commentator can only be so entertaining while the viewer is waiting for the hurdles to be set up..or whatever. Or annoying re: all the Carol Lewis threads. Just a side note: the Oslo meet is on CBC Saturday 10:30AM local time.
I understand that huge meets like Oly and WC are so spread out as to make live tough, but even these meets (and certainly the invitationals) can schedule a 2-hour 'prime time' centered on the marquee races. During track downtime you recap field events and previous track action. That should only enhance the excitement of the on-the-scene fans. I realize that several (many) of the meets are trying to do precisely this, but then TV always RUINS it with the pointless interviews (so how'd it feel to win? pant - pant - great - pant), pointless 'expert' commentary (talking heads), and the cutesy background crap. Everyone, even the 'casual viewer' that the networks seem to pander to, want to see ACTION!! How tough is that to understand?

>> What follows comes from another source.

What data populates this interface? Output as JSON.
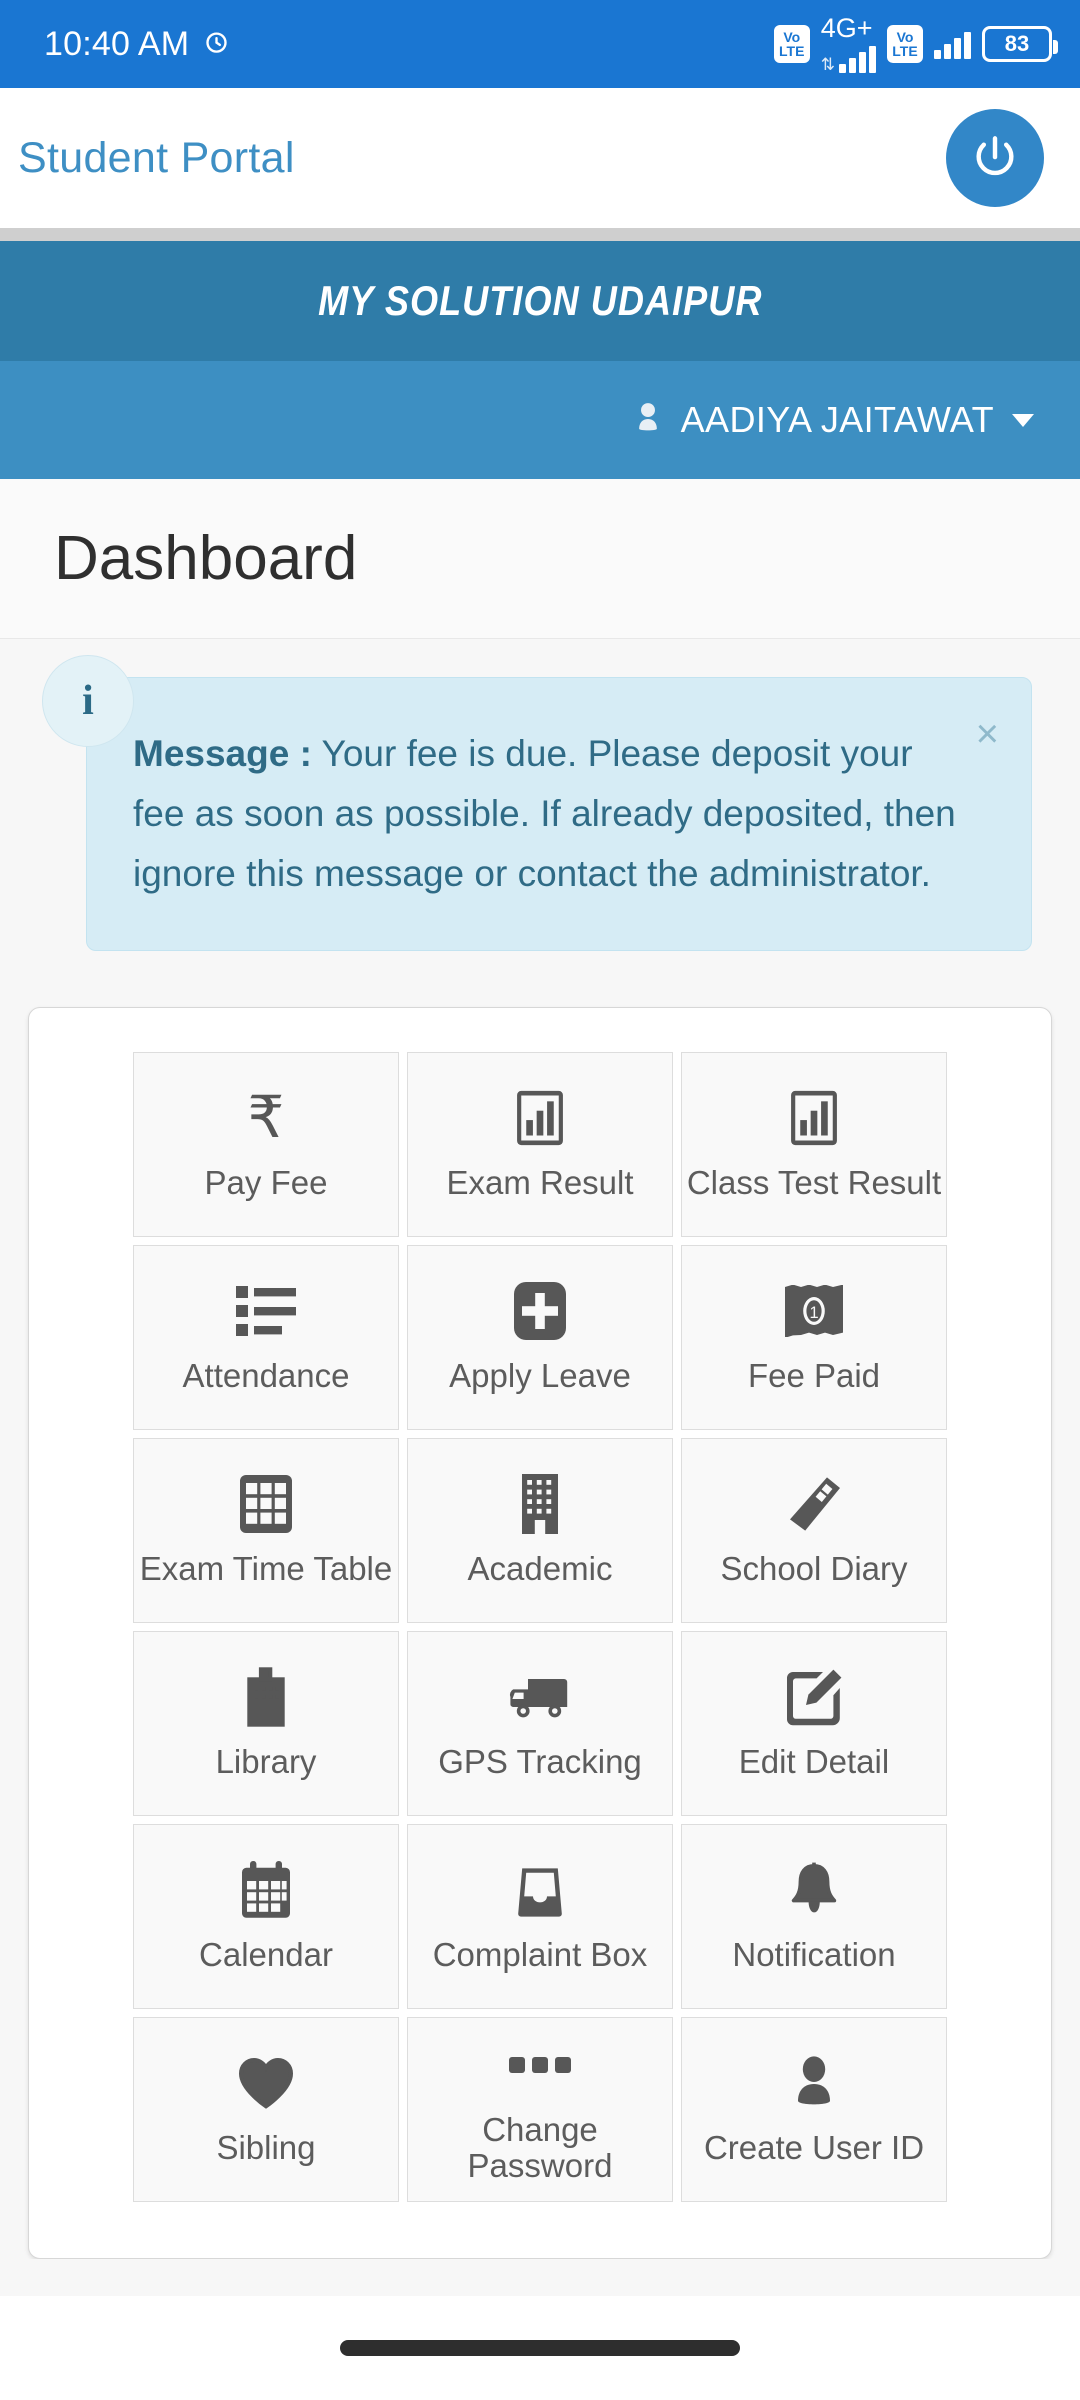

Many of us on this board fail to realise that track and field may not be easy to cover on TV. In addition, you can't show a track meet in the United States the way you show it in Canada and Europe, even if you wanted to.
CBC, BBC and the networks abroad do not have to deal with 1) expenses 2) advertising and

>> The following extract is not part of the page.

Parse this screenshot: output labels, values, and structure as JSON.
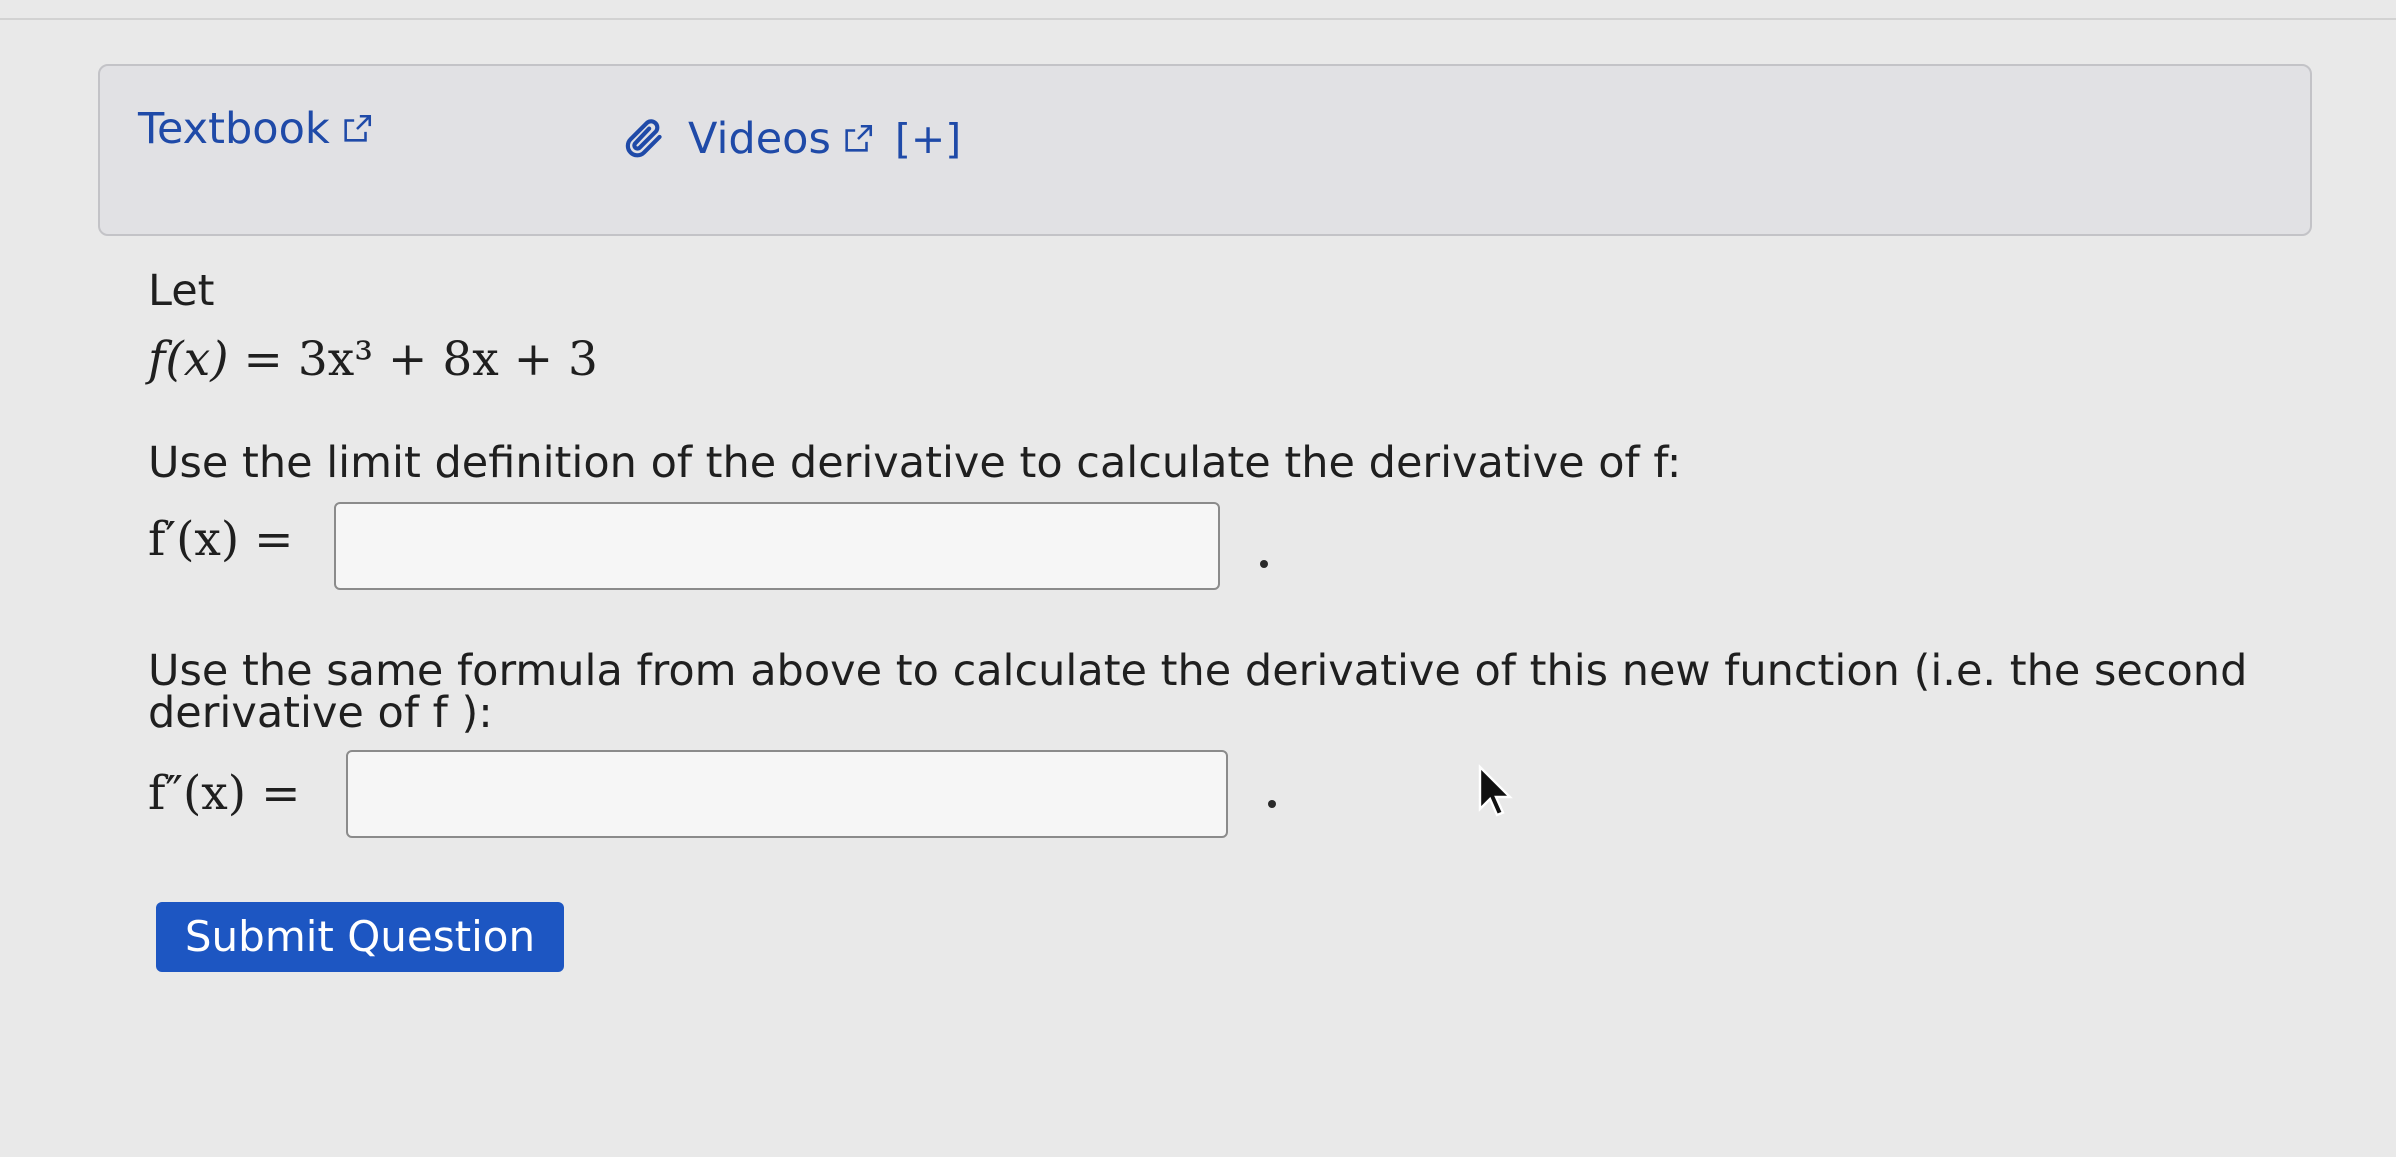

3)revenue the way the American networks do. That's why they may be able to show a 10,000m uninterrupted.
Track and field in the US does not make any money. And you do not have advertisers drooling over a 30 sec spot on a track meet. Also, the networks have to do SOMETHING during that "dead time" between events. So that is why they may do interviews and "up close and personal" stories. Peace.
What is irritating with television coverage is that they will show 10 replays of a false start in the 100 meters but they will only show the last 100 meters of a 5000 m. They also frequently show the athletes warming up for the sprints while you see a distance race being run in the background.
I realize that showing a full 13 minute race won't happen but when they devote a full 10-15 minutes to a ten-second race and not much more than 10 seconds to a 13 minute (or 27 minute) race something is wrong. Need some balance.
I agree , the presentation of the D1 NCAA was a typical prepackaged event. I have had this discussion with others before. The audience for track is pretty thin to start with, the people who do watch I would think are recreational type runners.ie 5k-10k et, not many recreational sprinters. I have nothing against the sprints, I like watching them too, but I don't understand showing the false start and then the 2-3 minutes of sprinters strolling back to the start. Its a shame when the women's 1500 m D1 record is broken, they can only fit in the finish line crossing.
>Yeah-- why not show the last 10 meters of a
>a sprint event? It make as much sense as the
>current appproach of showing only the last few
>strides of a distance race.
That's one of the advantages of having a government subsidized network. The CBC showed the last 4 minutes of the Oslo 5000. NO doubt it was some kind of Euro feed but at least we got it. Does anyone know what Bekele's last 200 was? The fact that he has develped the ability to lean when he comes from a cross-country background is nothing short of amazing to me.
ESPN , NBC Sports , have applied to the CRTC ( Canadian Television regulators ) to broadcast in Canada . I hope there is a technology available to filter out Carol Lewis!
Also:The Olso meet , CBC, was a decent broadcast, It is interesting to watch the tactics of the final 2K of the 5000. Not the Kenyans vs Eth et. , but watching how the shoe company teams work together.
Nike vs puma vs adidas. cheers
I love living close enough to Canada to get CBC. I can't believe I got to see the last five laps of the best 5K this year. Their field event coverage was also very good except for the non-existent coverage of the men's PV. grrrr